“How dialed in he is to everything,” said Larkin after Wednesday’s morning skate, ahead of the Detroit vs. Chicago game at Little Caesars Arena. “How he prepares, it was impressive. He cares a lot. Even in the world championships, we were playing teams that we should beat. But he still wants a lot from himself and from the team; he has that killer instinct.
“We saw that last time (Feb. 10, a 5-2 Chicago victory) we played these guys, and he had a chance late in the game and put us away (with a late goal).
“He has that ability to finish and win games for his team.”
At an age that many players in the NHL are beginning to slow down statistically, Kane is having one of his best seasons – a Most Valuable Player-caliber season.
Kane won the Hart Trophy in 2015-16 with 46 goals and 60 assists.
Going into Wednesday’s game, Kane had 90 points (36 goals, 54 assists), ranking second in the NHL to Nikita Kucherov (99). The 36 goals are also second to Alex Ovechkin (42), and Kane is third in assists.
Kane’s competitiveness also stood out to Wings coach Jeff Blashill at the world championships (Blashill was the Team USA head coach).
“His competitive fire was unbelievable, and his leadership was awesome,” Blashill said. “Those two things – not having been around him at all – I had an unbelievable amount of respect for his game on the ice, but to see his competitive fire and his leadership was real incredible.
“There’s a lot of talented people but the best in the world, guys who have that inner fire – you look at Tom Brady at quarterback, the inner drive and fire they have – that’s what Kane has.
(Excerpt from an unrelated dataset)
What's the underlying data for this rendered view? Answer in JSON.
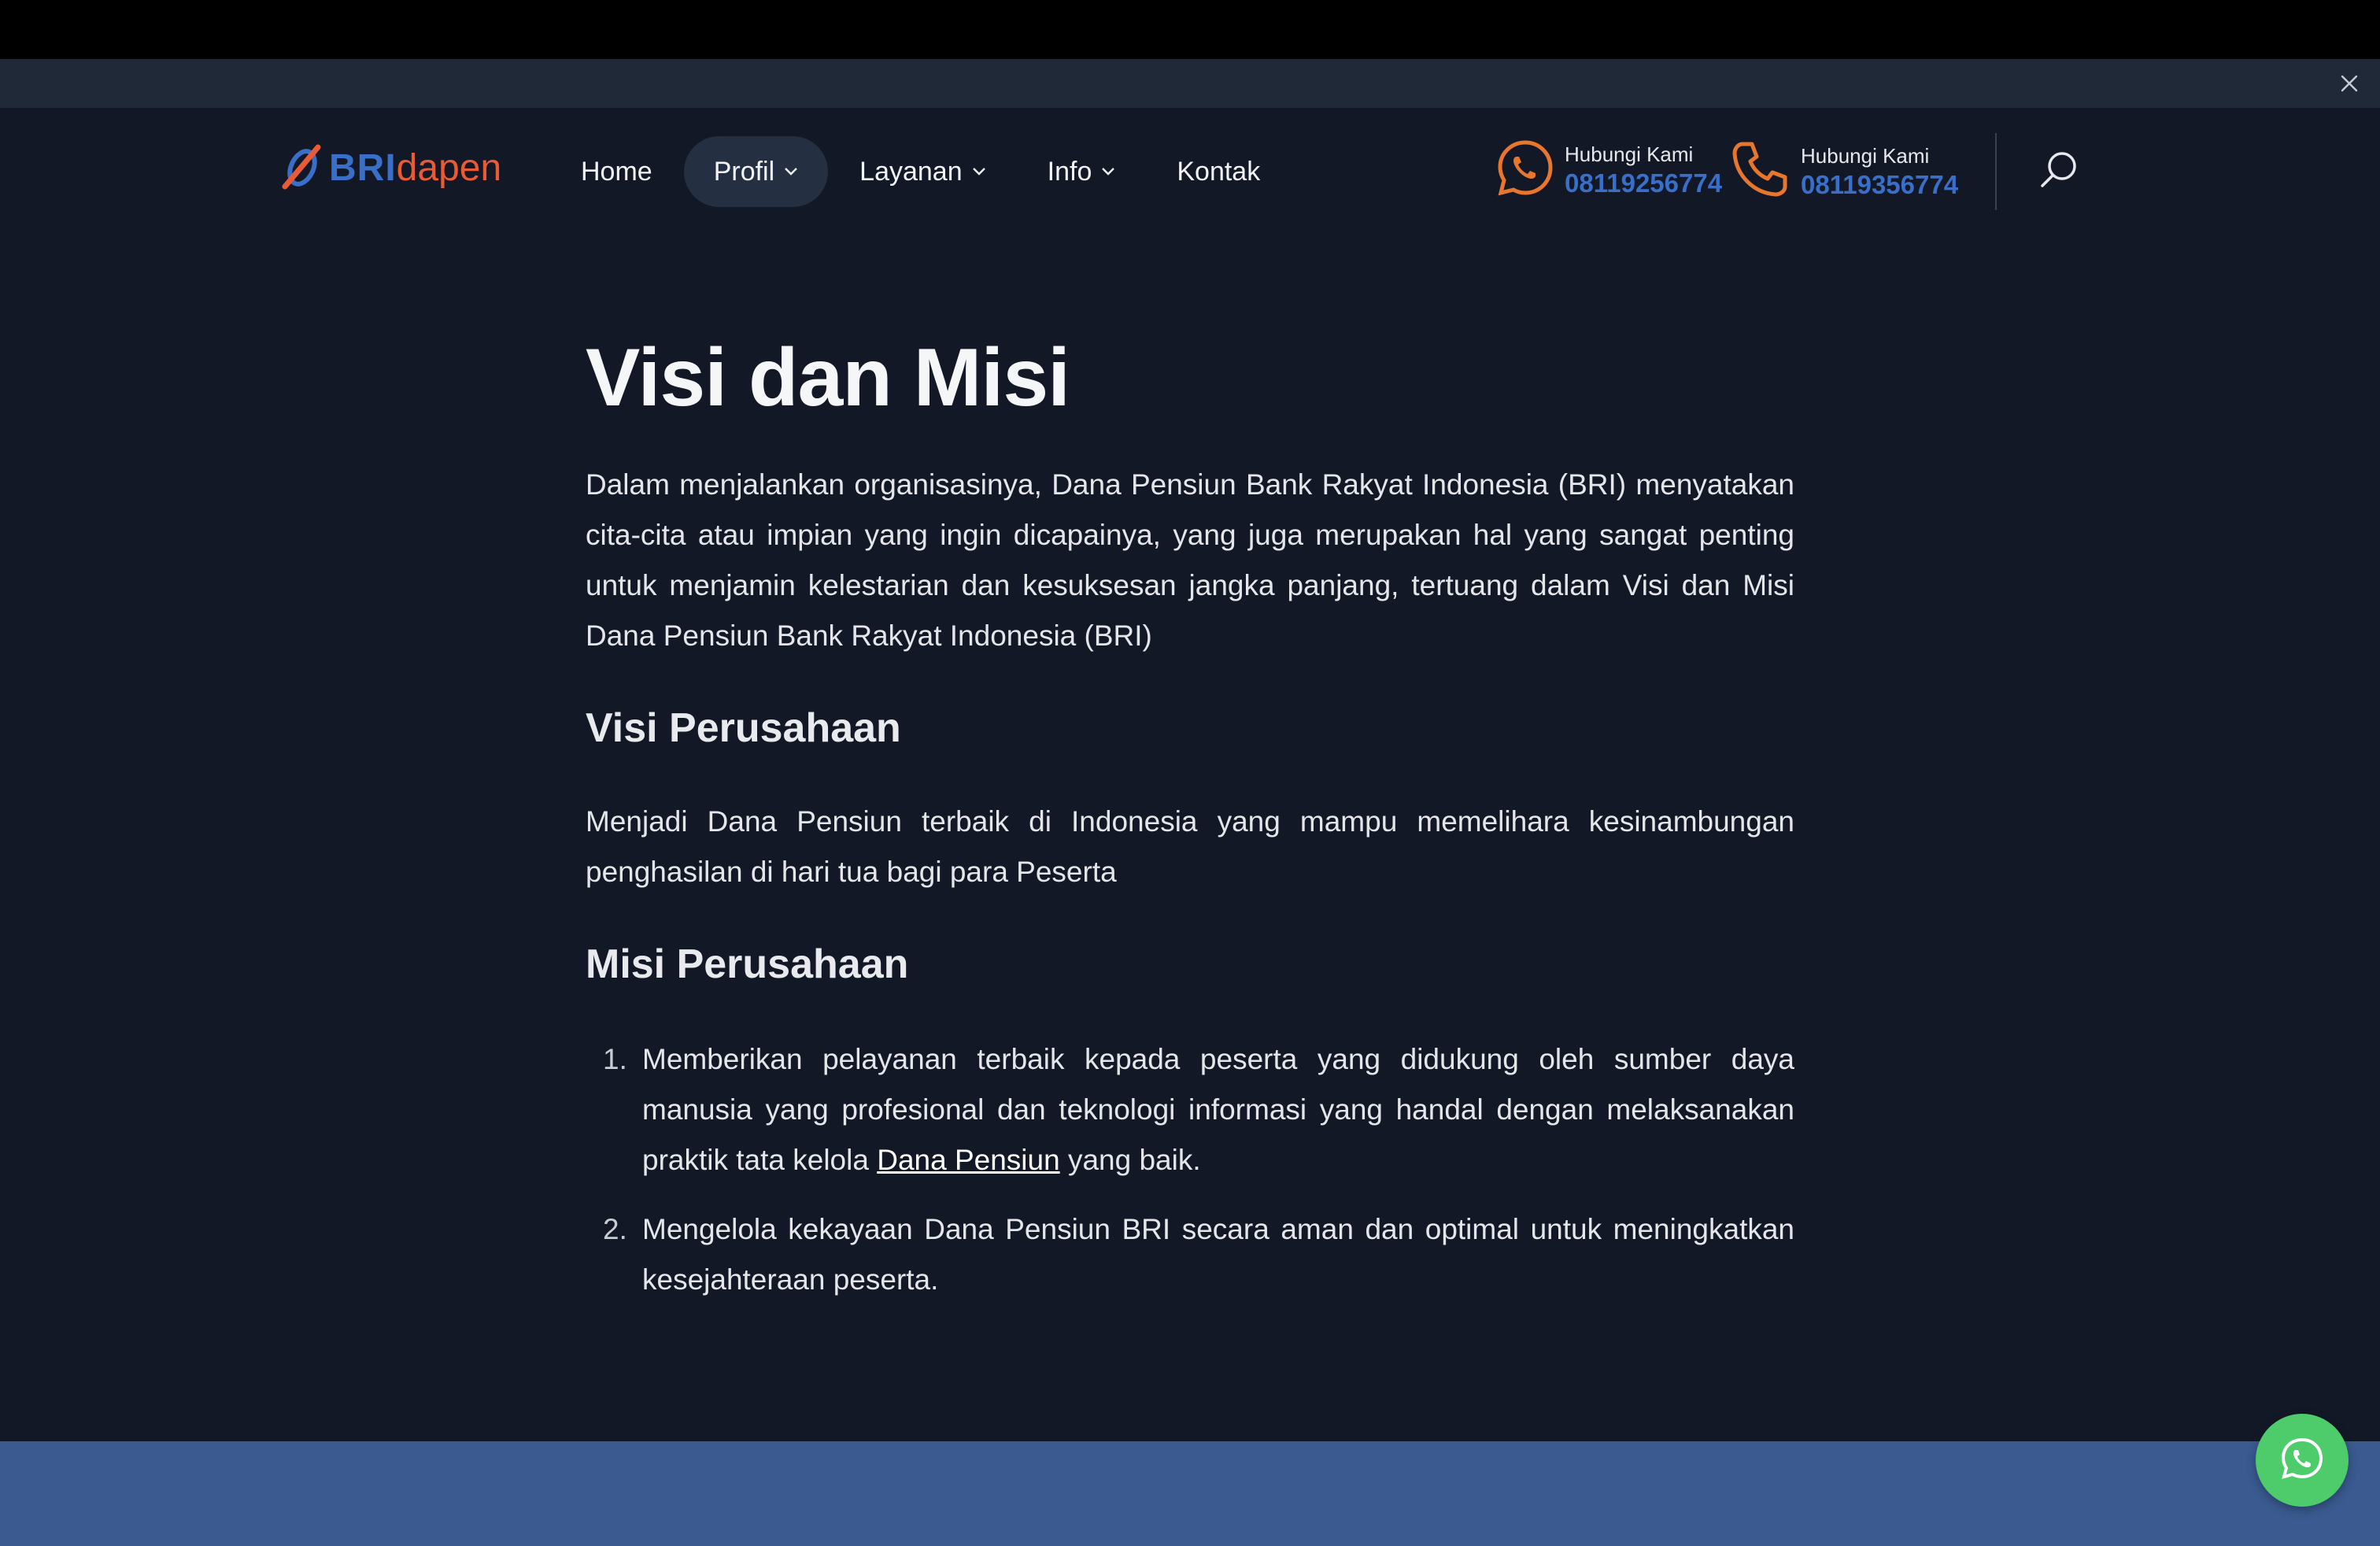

He obviously is super talented, but, man, his competitiveness is awesome.”
Blashill reminded reporters of the individual matchup Kane had with Toronto’s Auston Matthews earlier this season, when Kane answered Matthews’ late-game goal with one of his own.
“He kind of said, ‘Not yet, not yet, I still might be the guy,’” Blashill said. “It’s awesome. He’s an excellent player and leader and you can see that winning three Stanley Cups for sure.”
Larkin said it’s critical to try to limit Kane’s space on the ice.
“He’s a dynamic player,” Larkin said. “One of the best ever American-born players. I grew up watching him a lot and have a lot of respect for him, and if you give him space, he’s going to make you pay.
“You have to take away his time and space and watch him every second he’s on the ice.”
Forward Evgeny Svechnikov (knee) took another step forward in his rehabilitation Wednesday, taking part in the morning skate.
Svechnikov had knee surgery in October at the end of the exhibition season. Svechnikov is hopeful of returning to game action by the end of March, although there’s no specific timetable.
“It’s hard to say,” said Svechnikov of what he expects in these next several weeks. “At this point, hopefully, yes (he’s hopeful of playing). But I just do whatever they tell me and I’ll go from there.
“It feels good. I feel fine, excited. I didn’t know how I’d feel, but I feel good.”
Blashill isn’t projecting what this next month or two holds for Svechnikov.
“If I put a timeline on him, it wouldn’t be right,” Blashill said. “Part of it is progression and today was a step to where he was able to skate with our players, and I know he was excited about it.
“But it’s nothing more than a step right now.”